At 300 lumens it is bright enough to illuminate well inside most structures and splash back isn’t as blinding. It’s also very reasonably priced at less than $200.
The TLR-1HL version runs at 800 lumens with a 1.75 hour run time And costs just over $200.
The Surefire X300U is pretty much the “go to” tactical pistol light. And for good reason. Surefire lights have a good reputation for durability in general and this specific light is a great option for your pistol. At 1000 lumens it is much brighter but also has reduce runtime at 1.25 hours. With its extra brightness, you will want to be careful of where you shine it. 1000 lumens is not something you want to shine directly into a mirror and back into your own peepers. It is priced a little higher than the TLR-1 at around $250-300 but is still a good value, especially if you get the package with 12 batteries.
One thing to pay attention to with the X300U is whether it is the “rail lock” or “T-slot” version. Other wise known as the X300U-A or X300U-B. The X300U-A with the rail lock is best suit for polymer framed guns, while the X300U-B is better suited for metal framed guns or pic rails on an AR-15. Both options work in our holsters.
Both lights are very similar in size and weight with the X300U being a bit longer. And both use 2 CR123A batteries, as well as operate very similarly. They are both versatile enough to use on an AR-15, especially when used with a remote switch. But the Surefire is notably brighter
Now as I stated earlier, these are not compact lights. They are best suited for guns in the Glock 19 or larger size range. But that is the only real drawback of either of these options and why we choose to support these lights in our growing light bearing holster options.

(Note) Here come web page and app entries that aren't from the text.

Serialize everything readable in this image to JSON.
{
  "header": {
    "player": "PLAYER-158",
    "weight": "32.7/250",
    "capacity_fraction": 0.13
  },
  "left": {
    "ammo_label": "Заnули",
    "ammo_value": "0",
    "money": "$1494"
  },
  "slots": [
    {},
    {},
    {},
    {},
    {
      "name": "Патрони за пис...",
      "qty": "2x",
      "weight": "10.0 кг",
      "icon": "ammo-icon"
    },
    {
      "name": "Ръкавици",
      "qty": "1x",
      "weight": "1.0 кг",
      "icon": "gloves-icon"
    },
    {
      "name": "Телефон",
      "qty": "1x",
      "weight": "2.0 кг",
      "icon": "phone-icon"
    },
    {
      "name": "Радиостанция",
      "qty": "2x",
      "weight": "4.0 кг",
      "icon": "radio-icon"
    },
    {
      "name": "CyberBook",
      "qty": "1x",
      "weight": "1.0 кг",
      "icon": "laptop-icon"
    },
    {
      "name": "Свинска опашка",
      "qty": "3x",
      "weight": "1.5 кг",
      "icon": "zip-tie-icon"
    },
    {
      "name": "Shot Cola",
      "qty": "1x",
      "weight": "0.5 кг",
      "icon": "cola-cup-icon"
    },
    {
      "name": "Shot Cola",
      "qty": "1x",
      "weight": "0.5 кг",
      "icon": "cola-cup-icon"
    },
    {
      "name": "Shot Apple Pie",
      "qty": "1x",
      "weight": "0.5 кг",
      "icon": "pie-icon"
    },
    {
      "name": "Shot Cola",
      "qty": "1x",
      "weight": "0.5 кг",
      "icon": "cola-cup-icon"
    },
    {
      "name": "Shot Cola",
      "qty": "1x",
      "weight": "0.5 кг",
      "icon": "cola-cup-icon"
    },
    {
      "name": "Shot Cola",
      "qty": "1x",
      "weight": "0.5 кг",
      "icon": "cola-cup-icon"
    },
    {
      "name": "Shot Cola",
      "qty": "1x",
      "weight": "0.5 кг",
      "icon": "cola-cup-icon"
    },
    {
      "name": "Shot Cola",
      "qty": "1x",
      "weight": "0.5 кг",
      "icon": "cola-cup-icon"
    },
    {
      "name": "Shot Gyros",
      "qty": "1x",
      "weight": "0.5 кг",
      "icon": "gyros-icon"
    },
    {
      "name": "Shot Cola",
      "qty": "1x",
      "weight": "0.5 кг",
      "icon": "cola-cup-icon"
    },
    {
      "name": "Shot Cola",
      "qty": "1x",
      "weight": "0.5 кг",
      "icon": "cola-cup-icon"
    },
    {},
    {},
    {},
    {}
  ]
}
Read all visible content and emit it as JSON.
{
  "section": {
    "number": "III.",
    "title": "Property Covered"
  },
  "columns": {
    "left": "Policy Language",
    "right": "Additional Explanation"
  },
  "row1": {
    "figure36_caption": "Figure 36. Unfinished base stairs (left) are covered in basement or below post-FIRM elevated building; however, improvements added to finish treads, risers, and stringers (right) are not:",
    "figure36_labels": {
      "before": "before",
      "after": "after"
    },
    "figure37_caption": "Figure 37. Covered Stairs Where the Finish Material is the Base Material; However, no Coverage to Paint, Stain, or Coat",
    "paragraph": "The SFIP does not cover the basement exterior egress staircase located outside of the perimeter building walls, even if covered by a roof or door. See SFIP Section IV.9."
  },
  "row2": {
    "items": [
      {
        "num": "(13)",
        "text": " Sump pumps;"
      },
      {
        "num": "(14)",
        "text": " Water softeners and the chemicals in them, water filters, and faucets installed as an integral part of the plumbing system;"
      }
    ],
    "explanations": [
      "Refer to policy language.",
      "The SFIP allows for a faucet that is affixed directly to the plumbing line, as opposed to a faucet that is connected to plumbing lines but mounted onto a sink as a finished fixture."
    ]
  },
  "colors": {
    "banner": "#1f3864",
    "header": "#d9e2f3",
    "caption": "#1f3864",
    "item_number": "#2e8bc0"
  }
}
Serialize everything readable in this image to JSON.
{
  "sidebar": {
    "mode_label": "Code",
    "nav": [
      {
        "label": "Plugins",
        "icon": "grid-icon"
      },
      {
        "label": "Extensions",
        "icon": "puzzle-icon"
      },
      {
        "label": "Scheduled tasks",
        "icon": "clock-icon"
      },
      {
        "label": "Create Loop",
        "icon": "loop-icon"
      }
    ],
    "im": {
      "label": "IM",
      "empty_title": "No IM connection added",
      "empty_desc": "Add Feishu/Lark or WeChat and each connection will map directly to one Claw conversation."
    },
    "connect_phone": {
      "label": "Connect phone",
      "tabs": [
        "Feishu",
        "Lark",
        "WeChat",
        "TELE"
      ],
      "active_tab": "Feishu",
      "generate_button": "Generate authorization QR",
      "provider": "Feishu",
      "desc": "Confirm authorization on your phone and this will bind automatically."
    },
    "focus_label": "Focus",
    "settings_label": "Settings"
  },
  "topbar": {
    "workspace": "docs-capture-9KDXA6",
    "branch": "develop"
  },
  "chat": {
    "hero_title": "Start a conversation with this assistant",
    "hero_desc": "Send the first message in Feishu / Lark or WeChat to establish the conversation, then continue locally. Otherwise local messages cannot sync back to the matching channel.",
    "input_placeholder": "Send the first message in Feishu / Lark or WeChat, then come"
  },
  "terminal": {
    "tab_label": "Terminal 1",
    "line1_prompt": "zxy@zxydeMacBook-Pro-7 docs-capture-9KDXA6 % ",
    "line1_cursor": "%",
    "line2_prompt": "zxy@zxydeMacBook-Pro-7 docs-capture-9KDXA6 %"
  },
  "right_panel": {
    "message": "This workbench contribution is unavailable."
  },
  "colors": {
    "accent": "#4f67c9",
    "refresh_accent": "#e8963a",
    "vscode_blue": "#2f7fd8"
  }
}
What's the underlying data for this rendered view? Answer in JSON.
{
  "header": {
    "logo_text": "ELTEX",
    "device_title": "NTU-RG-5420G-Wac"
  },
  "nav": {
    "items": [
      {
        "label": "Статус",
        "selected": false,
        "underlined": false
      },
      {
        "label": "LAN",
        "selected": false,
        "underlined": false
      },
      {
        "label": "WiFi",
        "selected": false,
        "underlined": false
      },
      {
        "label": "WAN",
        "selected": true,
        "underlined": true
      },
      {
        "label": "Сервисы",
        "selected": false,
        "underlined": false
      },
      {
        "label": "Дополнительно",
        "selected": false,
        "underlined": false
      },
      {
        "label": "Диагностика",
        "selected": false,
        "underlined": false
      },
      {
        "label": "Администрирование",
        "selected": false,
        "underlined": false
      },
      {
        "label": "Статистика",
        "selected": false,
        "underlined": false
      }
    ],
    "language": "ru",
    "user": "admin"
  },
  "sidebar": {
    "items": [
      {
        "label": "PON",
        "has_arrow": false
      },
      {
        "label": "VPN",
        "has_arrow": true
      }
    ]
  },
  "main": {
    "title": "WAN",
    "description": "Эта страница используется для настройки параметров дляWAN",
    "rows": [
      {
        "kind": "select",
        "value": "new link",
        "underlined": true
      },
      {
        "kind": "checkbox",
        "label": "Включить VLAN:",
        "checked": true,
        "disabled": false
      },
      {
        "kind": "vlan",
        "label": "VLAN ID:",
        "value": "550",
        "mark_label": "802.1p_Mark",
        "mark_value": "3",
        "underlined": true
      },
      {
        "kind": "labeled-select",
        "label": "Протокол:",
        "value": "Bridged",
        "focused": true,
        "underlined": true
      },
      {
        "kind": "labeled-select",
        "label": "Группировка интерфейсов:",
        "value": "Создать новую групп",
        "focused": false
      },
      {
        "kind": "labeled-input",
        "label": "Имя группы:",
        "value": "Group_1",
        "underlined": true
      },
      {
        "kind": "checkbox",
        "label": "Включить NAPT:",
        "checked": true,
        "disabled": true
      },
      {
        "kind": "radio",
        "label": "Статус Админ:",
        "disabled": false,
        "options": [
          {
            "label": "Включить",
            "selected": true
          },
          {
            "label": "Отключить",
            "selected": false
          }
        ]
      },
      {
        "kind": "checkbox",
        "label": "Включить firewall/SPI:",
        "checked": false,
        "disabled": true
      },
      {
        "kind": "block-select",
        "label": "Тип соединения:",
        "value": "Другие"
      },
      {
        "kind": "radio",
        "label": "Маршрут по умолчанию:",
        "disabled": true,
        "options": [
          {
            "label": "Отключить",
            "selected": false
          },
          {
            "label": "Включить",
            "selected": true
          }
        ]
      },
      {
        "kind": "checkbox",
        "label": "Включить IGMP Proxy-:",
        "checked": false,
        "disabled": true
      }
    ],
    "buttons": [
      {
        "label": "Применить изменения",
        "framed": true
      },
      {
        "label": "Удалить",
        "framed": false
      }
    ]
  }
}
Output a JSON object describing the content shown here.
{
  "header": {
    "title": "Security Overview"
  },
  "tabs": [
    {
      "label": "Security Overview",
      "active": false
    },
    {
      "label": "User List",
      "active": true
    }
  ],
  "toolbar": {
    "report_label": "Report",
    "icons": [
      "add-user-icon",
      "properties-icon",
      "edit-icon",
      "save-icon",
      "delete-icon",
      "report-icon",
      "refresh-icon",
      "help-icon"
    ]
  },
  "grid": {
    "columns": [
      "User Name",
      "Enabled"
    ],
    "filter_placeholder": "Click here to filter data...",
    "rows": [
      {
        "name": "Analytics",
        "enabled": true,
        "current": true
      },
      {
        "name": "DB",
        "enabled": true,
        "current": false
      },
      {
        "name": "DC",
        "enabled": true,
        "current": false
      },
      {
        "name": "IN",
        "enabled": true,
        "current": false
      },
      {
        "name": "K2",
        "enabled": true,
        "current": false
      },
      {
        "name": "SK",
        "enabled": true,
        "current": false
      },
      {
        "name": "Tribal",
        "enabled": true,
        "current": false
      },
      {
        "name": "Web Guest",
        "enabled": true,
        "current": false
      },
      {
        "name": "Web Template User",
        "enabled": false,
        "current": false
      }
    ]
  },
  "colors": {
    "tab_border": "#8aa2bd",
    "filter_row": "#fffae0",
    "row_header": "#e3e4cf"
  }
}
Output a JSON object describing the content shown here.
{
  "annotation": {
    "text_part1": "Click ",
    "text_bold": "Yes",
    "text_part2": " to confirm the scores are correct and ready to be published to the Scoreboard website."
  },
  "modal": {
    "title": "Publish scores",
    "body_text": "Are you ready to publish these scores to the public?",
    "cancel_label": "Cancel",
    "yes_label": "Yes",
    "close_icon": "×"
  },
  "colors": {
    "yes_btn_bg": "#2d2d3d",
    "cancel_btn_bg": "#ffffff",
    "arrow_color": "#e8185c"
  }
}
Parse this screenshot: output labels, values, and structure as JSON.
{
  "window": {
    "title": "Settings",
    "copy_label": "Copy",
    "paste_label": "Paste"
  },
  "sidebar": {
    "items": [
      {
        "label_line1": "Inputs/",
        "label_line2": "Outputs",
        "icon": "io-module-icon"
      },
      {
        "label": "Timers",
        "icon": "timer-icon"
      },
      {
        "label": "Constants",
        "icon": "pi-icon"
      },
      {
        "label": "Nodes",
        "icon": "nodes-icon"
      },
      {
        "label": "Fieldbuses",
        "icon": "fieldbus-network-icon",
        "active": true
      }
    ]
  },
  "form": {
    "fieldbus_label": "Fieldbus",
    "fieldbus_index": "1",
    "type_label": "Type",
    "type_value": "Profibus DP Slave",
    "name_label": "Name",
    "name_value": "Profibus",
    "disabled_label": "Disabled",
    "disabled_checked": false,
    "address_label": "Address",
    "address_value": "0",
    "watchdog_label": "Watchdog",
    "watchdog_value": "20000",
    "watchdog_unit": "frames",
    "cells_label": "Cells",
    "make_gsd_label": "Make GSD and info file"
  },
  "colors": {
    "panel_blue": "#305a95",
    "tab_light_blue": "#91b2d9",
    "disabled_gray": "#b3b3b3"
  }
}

We hope this helps you make an enlightened choice for your pistol light. And yes, the pun is strongly intended.
Stay safe and shoot straight.